Their roles haven’t really changed. They’ve been the Eagles’ most experienced players the last two seasons. But now there’s no longer a next season for either of them, and that’s why they’re pushing the players under them a little bit harder.
“There’s a sense of urgency now,” Allsmiller said. “Trying to get the guys in the right mindset, trying to get them to be more defensive-oriented and physical when it comes to rebounding.”
This year’s team is the culmination of a plan Byington set in motion after the 2014-15 season. Two years ago, he had one of the youngest teams in America. Now he has one of the Sun Belt’s most experienced. Allsmiller and Hughes will be entering their third season playing alongside juniors Tookie Brown, Ike Smith and Montae Glenn.
“We’ve finally got continuity,” Byington said. “A couple of years ago when we had a good run and we had an older group, we decided to build it from the ground floor all the way up. So we infused a bunch of young players who could play right away. Now it comes full circle. (Hughes and Allsmiller) are seniors, and they’ve played a lot of minutes, and Tookie and Ike have already done special things since they’ve been here.”
Smith led the team in scoring last season at 19.6 points per game, followed closely by Brown at 17.1 ppg.
But as much as the pieces seem to be in place for Georgia Southern this season, the Eagles aren’t the only team in the Sun Belt riding on experience. League tournament champion Troy returns four of its top six scorers from last season, and preseason favorite and last year’s regular-season champion Texas-Arlington returns three of its top five.
“UT-Arlington was the best team in our league last year, and they’ve got almost their whole team back. Eleven of the 15 all-conference players are back, so the league is going to be a top-10 league this year,” Byington said. “UT-Arlington already blew out Oklahoma in an exhibition game. Georgia State handled Georgia Tech pretty easily. Our league is a beast.”
The Eagles have been picked to finish fourth in the SBC preseason coaches’ poll behind UTA, Arkansas-Little Rock and Georgia State.
Georgia Southern will get plenty of tests before its Sun Belt slate, starting today with a road game at Wake Forest with tip-off set for 7:30 p.m. in Winston Salem, N.C.
The Eagles will also face mid-major Missouri State in the Gulf Coast Showcase in Estero, Florida and play at Bradley, while getting a home-and-home series against Cal State Bakersfield, which lost in the NIT semifinals last season.
“It got a lot tougher than I wanted, but we feel like we’re going to have a good team, I want to challenge them,” Byington said. “We’re going to tough places, and we’re going to figure out who we are, and by the time we get to Sun Belt play, we should be battled-tested.”
Georgia Southern has made first-round exits in the Sun Belt tournament the past two seasons in New Orleans, running into a buzz saw in Troy in March.
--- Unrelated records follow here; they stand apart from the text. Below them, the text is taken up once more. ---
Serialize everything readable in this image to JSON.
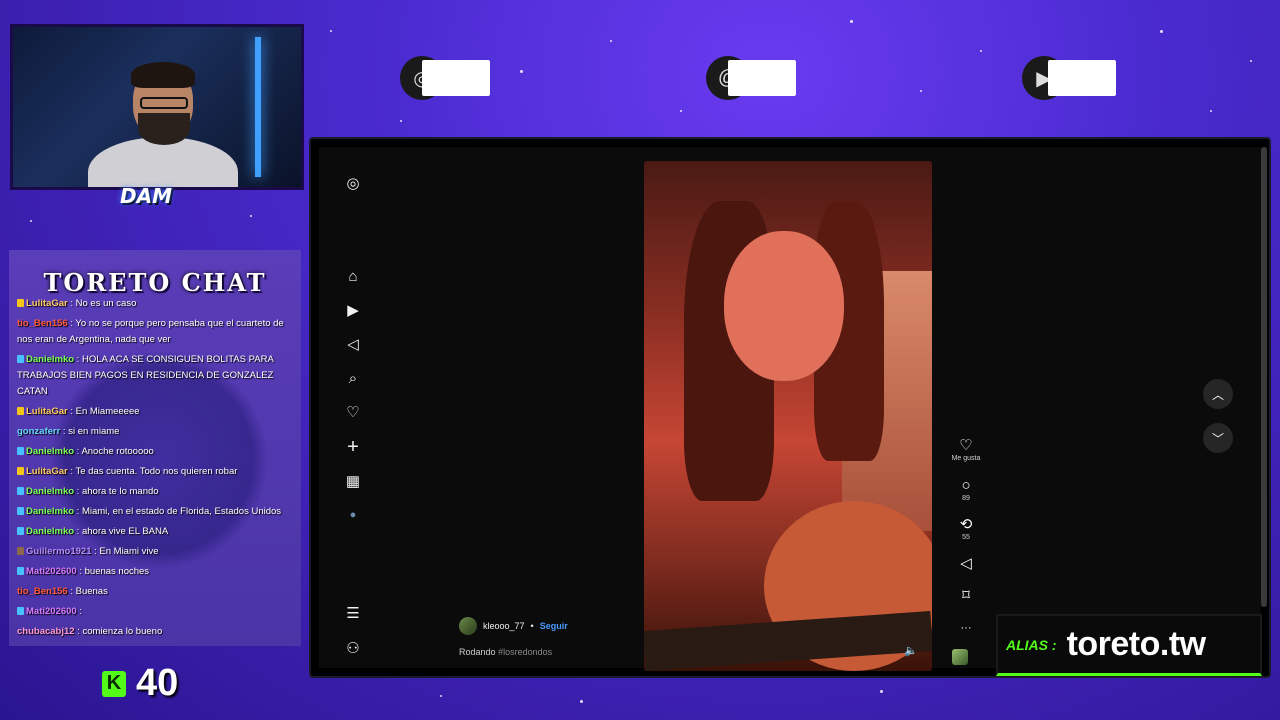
{
  "overlay": {
    "chat_title": "TORETO CHAT",
    "kick_count": "40",
    "kick_icon": "K",
    "alias_label": "ALIAS :",
    "alias_value": "toreto.tw",
    "logo_text": "DAM",
    "accent_green": "#53fc18"
  },
  "chat": {
    "messages": [
      {
        "user": "LulitaGar",
        "text": " : No es un caso",
        "user_color": "#ffcc66",
        "badge_color": "#f5c518"
      },
      {
        "user": "tio_Ben156",
        "text": " : Yo no se porque pero pensaba que el cuarteto de nos eran de Argentina, nada que ver",
        "user_color": "#ff5a3c",
        "badge_color": ""
      },
      {
        "user": "Danielmko",
        "text": " : HOLA ACA SE CONSIGUEN BOLITAS PARA TRABAJOS BIEN PAGOS EN RESIDENCIA DE GONZALEZ CATAN",
        "user_color": "#7dff5a",
        "badge_color": "#4ac0ff"
      },
      {
        "user": "LulitaGar",
        "text": " : En Miameeeee",
        "user_color": "#ffcc66",
        "badge_color": "#f5c518"
      },
      {
        "user": "gonzaferr",
        "text": " : si en miame",
        "user_color": "#6ad6ff",
        "badge_color": ""
      },
      {
        "user": "Danielmko",
        "text": " : Anoche rotooooo",
        "user_color": "#7dff5a",
        "badge_color": "#4ac0ff"
      },
      {
        "user": "LulitaGar",
        "text": " : Te das cuenta. Todo nos quieren robar",
        "user_color": "#ffcc66",
        "badge_color": "#f5c518"
      },
      {
        "user": "Danielmko",
        "text": " : ahora te lo mando",
        "user_color": "#7dff5a",
        "badge_color": "#4ac0ff"
      },
      {
        "user": "Danielmko",
        "text": " : Miami, en el estado de Florida, Estados Unidos",
        "user_color": "#7dff5a",
        "badge_color": "#4ac0ff"
      },
      {
        "user": "Danielmko",
        "text": " : ahora vive EL BANA",
        "user_color": "#7dff5a",
        "badge_color": "#4ac0ff"
      },
      {
        "user": "Guillermo1921",
        "text": " : En Miami vive",
        "user_color": "#b58aff",
        "badge_color": "#8a6a4a"
      },
      {
        "user": "Mati202600",
        "text": " : buenas noches",
        "user_color": "#d77aff",
        "badge_color": "#4ac0ff"
      },
      {
        "user": "tio_Ben156",
        "text": " : Buenas",
        "user_color": "#ff5a3c",
        "badge_color": ""
      },
      {
        "user": "Mati202600",
        "text": " : ",
        "user_color": "#d77aff",
        "badge_color": "#4ac0ff"
      },
      {
        "user": "chubacabj12",
        "text": " : comienza lo bueno",
        "user_color": "#ff9ad6",
        "badge_color": ""
      }
    ]
  },
  "sidebar": {
    "items": [
      {
        "name": "instagram-logo-icon",
        "glyph": "◎"
      },
      {
        "name": "home-icon",
        "glyph": "⌂"
      },
      {
        "name": "reels-icon",
        "glyph": "▶"
      },
      {
        "name": "messages-icon",
        "glyph": "◁"
      },
      {
        "name": "search-icon",
        "glyph": "⌕"
      },
      {
        "name": "notifications-icon",
        "glyph": "♡"
      },
      {
        "name": "create-icon",
        "glyph": "+"
      },
      {
        "name": "dashboard-icon",
        "glyph": "▦"
      },
      {
        "name": "profile-icon",
        "glyph": "●"
      },
      {
        "name": "more-menu-icon",
        "glyph": "☰"
      },
      {
        "name": "also-from-meta-icon",
        "glyph": "⚇"
      }
    ]
  },
  "reel": {
    "author": "kleooo_77",
    "separator": "•",
    "follow_label": "Seguir",
    "caption": "Rodando",
    "hashtag": "#losredondos",
    "like_label": "Me gusta",
    "comments_count": "89",
    "reposts_count": "55",
    "like_glyph": "♡",
    "comment_glyph": "○",
    "repost_glyph": "⟲",
    "share_glyph": "◁",
    "save_glyph": "⌑",
    "more_glyph": "···",
    "volume_glyph": "🔈",
    "prev_glyph": "︿",
    "next_glyph": "﹀"
  }
}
Hughes battled a bone bruise through most of the season, however, and the Eagles missed his ability to rebound as a guard and make clutch shots. Now that he’s healthy, the Eagles are hoping he can them get over the Sun Belt tournament hump.
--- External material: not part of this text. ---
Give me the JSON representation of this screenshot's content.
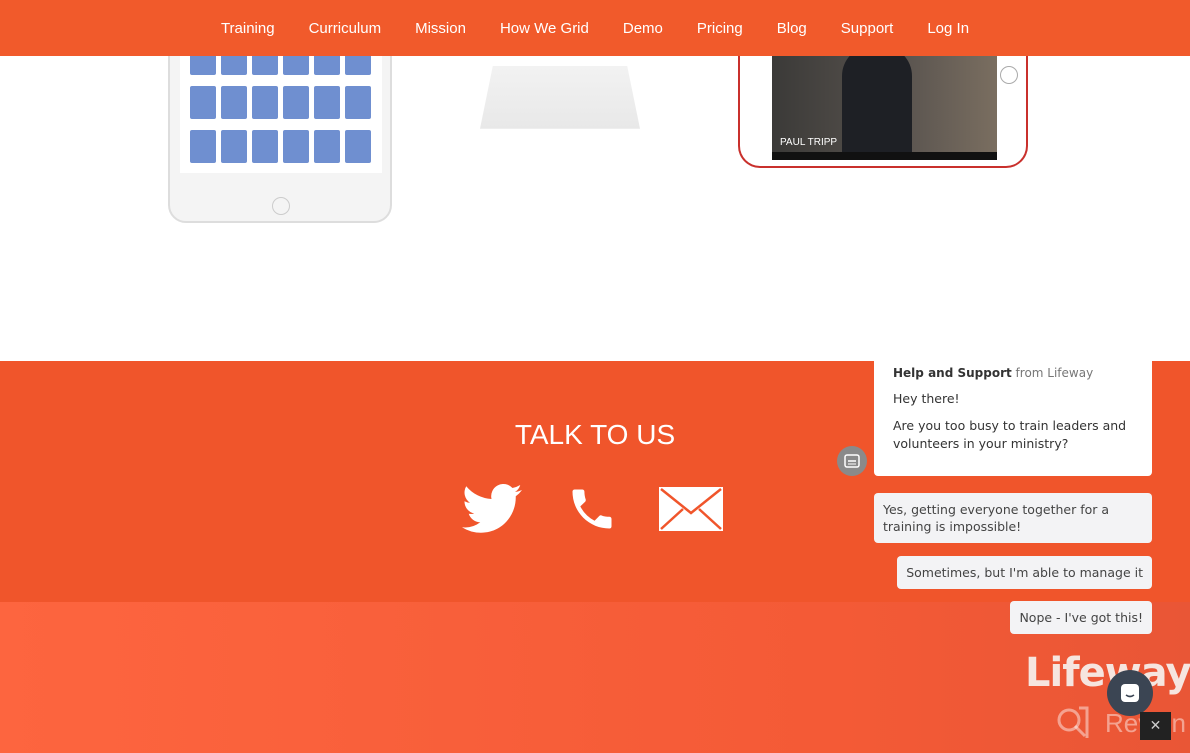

“It’s huge,” Allsmiller said. “Mike during the offseason wanted to just get healthy. Ever since he got his knee right, he’s just a totally different player. He’s back to his sophomore year.”
“He’s a big key to this team,” added Brown. “He can make tough shots under pressure. He’s just one of those players every team needs.”
The challenge as always will be playing well at the right time. The Sun Belt keeps getting tougher, but only the tournament champion will likely get into the NCAA Tournament.
Allmsiller and Hughes still know what it takes to get to the SBC championship game, and Byington said their sense urgency will have to intensify in February.
“As much pressure as there is in that Sun Belt tournament in that lose-or-go-home scenario, we’ve been there before,” Byington said. “I’ve had two guys starting in a championship game on this team. That’s as much experience as about anyone else is going to have.”